#### Work required:
The expected output is each entry, given again exactly.

Top of Material provided

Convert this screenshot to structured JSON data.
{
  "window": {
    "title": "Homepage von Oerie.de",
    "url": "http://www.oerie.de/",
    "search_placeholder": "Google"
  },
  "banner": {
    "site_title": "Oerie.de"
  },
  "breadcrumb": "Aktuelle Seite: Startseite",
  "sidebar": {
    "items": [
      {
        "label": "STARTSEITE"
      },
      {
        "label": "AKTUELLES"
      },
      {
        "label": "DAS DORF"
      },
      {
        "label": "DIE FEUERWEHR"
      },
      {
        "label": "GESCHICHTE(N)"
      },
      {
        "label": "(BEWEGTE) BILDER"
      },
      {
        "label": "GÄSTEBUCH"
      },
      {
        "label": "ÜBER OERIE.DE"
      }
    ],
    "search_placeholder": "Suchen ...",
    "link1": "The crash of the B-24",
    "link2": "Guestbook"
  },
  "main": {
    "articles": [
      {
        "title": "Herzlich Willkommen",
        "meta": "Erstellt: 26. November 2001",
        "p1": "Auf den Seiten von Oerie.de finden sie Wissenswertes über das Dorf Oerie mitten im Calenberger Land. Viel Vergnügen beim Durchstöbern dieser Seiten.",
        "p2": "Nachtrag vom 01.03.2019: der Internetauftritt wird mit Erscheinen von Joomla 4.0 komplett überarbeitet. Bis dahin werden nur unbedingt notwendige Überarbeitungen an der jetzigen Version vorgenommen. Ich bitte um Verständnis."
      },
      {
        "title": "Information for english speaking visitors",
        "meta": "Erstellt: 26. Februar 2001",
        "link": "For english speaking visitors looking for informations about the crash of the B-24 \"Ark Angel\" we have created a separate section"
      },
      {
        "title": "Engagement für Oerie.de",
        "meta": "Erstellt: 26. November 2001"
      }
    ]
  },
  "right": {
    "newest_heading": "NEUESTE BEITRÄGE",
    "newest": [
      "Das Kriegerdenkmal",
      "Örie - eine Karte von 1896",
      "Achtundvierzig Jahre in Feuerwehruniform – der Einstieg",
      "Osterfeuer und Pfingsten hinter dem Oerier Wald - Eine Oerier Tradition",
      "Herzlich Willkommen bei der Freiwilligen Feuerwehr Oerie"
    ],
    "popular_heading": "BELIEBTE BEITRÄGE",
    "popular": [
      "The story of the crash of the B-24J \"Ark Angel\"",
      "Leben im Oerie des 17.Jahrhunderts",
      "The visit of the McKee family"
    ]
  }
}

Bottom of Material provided

#### Answer section:
Convert this screenshot to structured JSON data.
{
  "window": {
    "title": "Homepage von Oerie.de",
    "url": "http://www.oerie.de/",
    "search_placeholder": "Google"
  },
  "banner": {
    "site_title": "Oerie.de"
  },
  "breadcrumb": "Aktuelle Seite: Startseite",
  "sidebar": {
    "items": [
      {
        "label": "STARTSEITE"
      },
      {
        "label": "AKTUELLES"
      },
      {
        "label": "DAS DORF"
      },
      {
        "label": "DIE FEUERWEHR"
      },
      {
        "label": "GESCHICHTE(N)"
      },
      {
        "label": "(BEWEGTE) BILDER"
      },
      {
        "label": "GÄSTEBUCH"
      },
      {
        "label": "ÜBER OERIE.DE"
      }
    ],
    "search_placeholder": "Suchen ...",
    "link1": "The crash of the B-24",
    "link2": "Guestbook"
  },
  "main": {
    "articles": [
      {
        "title": "Herzlich Willkommen",
        "meta": "Erstellt: 26. November 2001",
        "p1": "Auf den Seiten von Oerie.de finden sie Wissenswertes über das Dorf Oerie mitten im Calenberger Land. Viel Vergnügen beim Durchstöbern dieser Seiten.",
        "p2": "Nachtrag vom 01.03.2019: der Internetauftritt wird mit Erscheinen von Joomla 4.0 komplett überarbeitet. Bis dahin werden nur unbedingt notwendige Überarbeitungen an der jetzigen Version vorgenommen. Ich bitte um Verständnis."
      },
      {
        "title": "Information for english speaking visitors",
        "meta": "Erstellt: 26. Februar 2001",
        "link": "For english speaking visitors looking for informations about the crash of the B-24 \"Ark Angel\" we have created a separate section"
      },
      {
        "title": "Engagement für Oerie.de",
        "meta": "Erstellt: 26. November 2001"
      }
    ]
  },
  "right": {
    "newest_heading": "NEUESTE BEITRÄGE",
    "newest": [
      "Das Kriegerdenkmal",
      "Örie - eine Karte von 1896",
      "Achtundvierzig Jahre in Feuerwehruniform – der Einstieg",
      "Osterfeuer und Pfingsten hinter dem Oerier Wald - Eine Oerier Tradition",
      "Herzlich Willkommen bei der Freiwilligen Feuerwehr Oerie"
    ],
    "popular_heading": "BELIEBTE BEITRÄGE",
    "popular": [
      "The story of the crash of the B-24J \"Ark Angel\"",
      "Leben im Oerie des 17.Jahrhunderts",
      "The visit of the McKee family"
    ]
  }
}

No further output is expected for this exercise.